Kadir Van Lohuizen (The Netherlands) began his career as a professional freelance photojournalist in 1988 covering the Intifada. He has covered conflicts in Africa and elsewhere, and is best known for his long-term projects on the seven rivers of the world, the rising of sea levels, the diamond industry and migration in the Americas.

In 1997 he embarked on an immense project to travel along the seven rivers of the world, from source to mouth, covering daily life along these lifelines. The project resulted in the book Aderen, the seven rivers of the world.

In 2004 he returned to Angola, Sierra Leone and the Democratic Republic of Congo to portray the diamond industry, following diamonds from mines to the consumer markets in the Western world. The resulting exhibitions were shown in Europe, the USA, and in the mining areas of the Congo, Angola and Sierra Leone. The photography book Diamond Matters, the diamond industry was awarded the prestigious Dutch Dick Scherpenzeel Prize for best reporting on the developing world. The project was also recognized with a World Press Photo Award.

From 2011 to 2012, Kadir embarked on Via PanAm; a visual investigation on migration in the Americas. In a 12 month period, he travelled along the Pan American Highway from Terra del Fuego in Patagonia to Deadhorse in Northern Alaska. Originally conceived as an interactive application for the iPad, Via PanAm was also made into a travelling interactive multimedia based exhibition, installation and book.

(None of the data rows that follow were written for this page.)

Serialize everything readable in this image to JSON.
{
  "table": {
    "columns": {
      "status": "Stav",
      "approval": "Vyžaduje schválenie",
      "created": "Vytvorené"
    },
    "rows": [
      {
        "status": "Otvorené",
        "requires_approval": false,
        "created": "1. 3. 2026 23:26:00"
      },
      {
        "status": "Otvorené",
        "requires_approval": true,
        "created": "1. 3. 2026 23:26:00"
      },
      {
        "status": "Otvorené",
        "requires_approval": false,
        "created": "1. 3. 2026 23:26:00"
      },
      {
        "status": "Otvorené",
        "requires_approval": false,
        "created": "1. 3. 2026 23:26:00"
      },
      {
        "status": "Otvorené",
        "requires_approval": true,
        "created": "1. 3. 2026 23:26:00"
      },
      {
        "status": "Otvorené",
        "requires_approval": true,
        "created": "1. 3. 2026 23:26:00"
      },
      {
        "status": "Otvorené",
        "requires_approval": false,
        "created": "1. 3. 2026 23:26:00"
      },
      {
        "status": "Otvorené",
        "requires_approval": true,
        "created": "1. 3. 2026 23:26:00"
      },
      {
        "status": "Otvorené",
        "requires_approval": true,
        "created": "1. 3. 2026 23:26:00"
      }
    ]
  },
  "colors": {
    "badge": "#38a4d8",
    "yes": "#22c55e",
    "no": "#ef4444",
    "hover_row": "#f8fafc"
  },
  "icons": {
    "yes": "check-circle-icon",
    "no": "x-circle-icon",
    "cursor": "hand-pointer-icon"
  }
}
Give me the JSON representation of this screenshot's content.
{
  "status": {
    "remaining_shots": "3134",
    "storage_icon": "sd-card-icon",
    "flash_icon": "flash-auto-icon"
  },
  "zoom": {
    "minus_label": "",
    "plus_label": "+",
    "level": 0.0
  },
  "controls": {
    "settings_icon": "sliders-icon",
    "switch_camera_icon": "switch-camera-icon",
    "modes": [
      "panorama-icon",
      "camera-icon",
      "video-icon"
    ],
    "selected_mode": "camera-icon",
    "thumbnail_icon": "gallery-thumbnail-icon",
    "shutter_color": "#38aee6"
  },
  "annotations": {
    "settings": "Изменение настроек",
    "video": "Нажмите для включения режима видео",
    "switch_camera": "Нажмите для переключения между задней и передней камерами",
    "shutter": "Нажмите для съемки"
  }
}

With the project Where will we go, Kadir looked at the global consequences of rising sea levels caused by climate change. The project is designed to highlight both the immense complexities associated with in-island and inter-island/country movement, and the human rights implications involved in such displacements.

Kadir Van Lohuizen’s latest project Wasteland begun in 2016, investigates how six megacities around the world (Jakarta, Tokyo, Lagos, New York, São Paulo and Amsterdam) manage or mismanage their waste. ILEX is proud to have premiered moving stills, using drone footage from the Lagos chapter of this series at Unseen (Amsterdam) 2017.